• **What you need to do**:
Search the records for "screenshot". Copy every line where it appears.

• **Component data from apps and pages**:
+++++

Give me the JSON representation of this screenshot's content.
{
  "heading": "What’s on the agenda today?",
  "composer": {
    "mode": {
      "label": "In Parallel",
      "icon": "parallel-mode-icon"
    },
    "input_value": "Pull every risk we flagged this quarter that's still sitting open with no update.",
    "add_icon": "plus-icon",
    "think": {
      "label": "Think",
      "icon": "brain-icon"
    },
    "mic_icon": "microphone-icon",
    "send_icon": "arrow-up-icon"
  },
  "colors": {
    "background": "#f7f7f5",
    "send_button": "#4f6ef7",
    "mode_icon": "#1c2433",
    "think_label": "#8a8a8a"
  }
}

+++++

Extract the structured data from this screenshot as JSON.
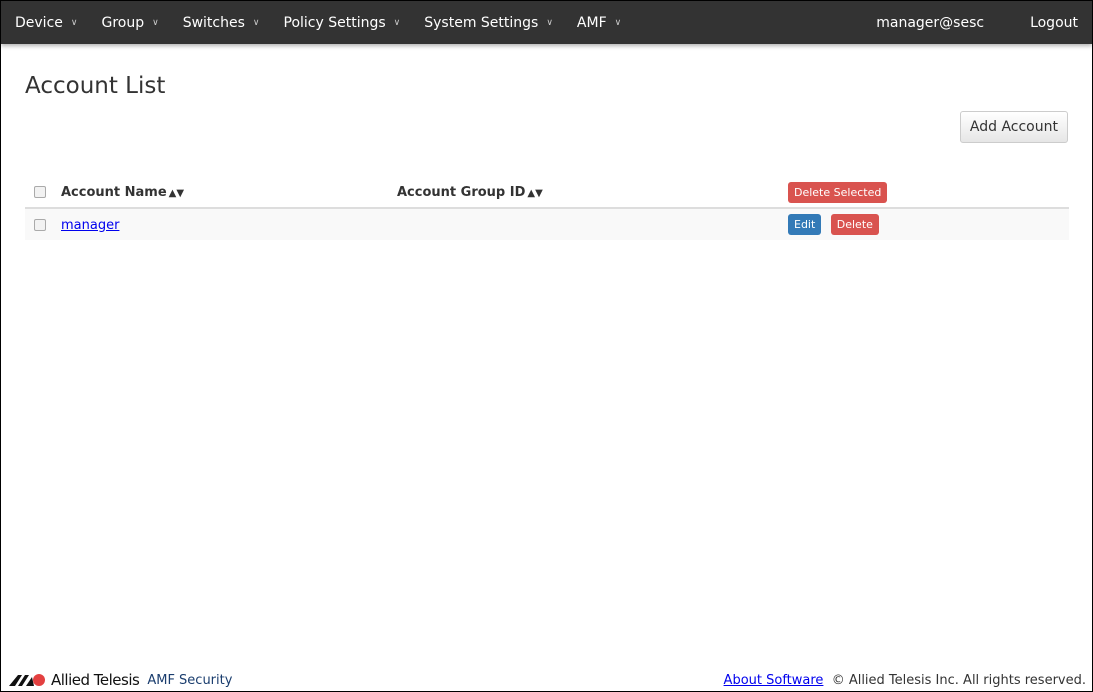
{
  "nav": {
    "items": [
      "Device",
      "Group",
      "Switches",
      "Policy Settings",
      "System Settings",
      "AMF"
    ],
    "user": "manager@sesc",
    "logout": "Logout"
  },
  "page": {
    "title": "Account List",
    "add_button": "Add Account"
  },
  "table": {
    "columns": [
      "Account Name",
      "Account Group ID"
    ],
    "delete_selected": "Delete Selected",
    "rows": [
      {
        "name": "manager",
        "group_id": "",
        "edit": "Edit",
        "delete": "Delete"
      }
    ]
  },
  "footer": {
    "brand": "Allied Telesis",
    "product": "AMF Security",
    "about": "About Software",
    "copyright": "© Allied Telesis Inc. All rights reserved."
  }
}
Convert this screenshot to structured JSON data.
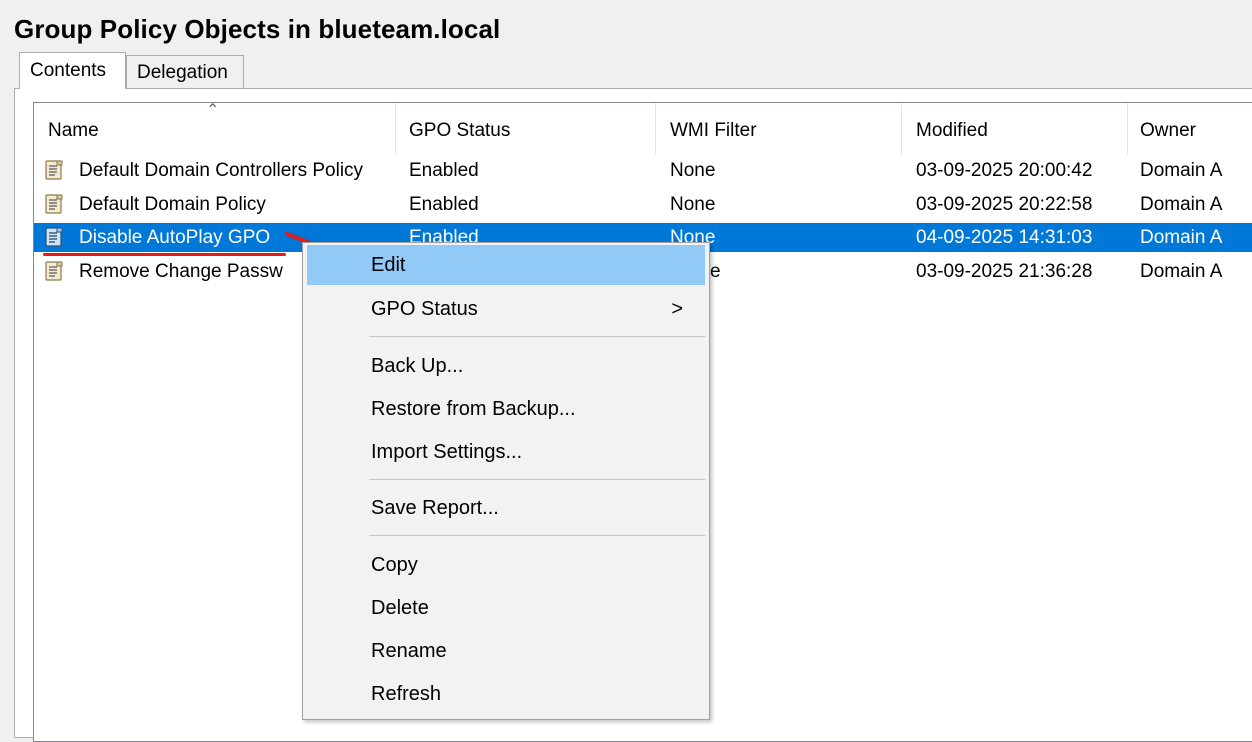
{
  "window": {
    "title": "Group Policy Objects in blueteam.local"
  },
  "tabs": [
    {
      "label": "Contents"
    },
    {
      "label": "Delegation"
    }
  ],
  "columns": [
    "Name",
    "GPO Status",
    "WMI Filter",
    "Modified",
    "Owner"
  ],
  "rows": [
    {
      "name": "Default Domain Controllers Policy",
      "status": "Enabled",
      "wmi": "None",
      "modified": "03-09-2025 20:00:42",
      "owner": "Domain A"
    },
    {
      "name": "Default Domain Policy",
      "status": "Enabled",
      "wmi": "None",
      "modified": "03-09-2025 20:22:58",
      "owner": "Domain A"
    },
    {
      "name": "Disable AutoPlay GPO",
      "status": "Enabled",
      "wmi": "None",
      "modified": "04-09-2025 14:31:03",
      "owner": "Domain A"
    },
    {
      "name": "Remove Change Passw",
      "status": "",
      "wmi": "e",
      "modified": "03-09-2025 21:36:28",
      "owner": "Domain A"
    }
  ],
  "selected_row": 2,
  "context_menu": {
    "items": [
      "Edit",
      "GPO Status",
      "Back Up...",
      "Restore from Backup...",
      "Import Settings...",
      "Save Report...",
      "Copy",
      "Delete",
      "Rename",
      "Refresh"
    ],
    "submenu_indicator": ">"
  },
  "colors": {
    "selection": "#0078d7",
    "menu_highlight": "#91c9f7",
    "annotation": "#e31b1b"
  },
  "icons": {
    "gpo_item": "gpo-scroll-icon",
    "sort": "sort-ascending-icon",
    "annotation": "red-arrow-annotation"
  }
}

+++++

• **The answer**:
Give me the JSON representation of this screenshot's content.
Extract the structured data from this screenshot as JSON.
Convert this screenshot to structured JSON data.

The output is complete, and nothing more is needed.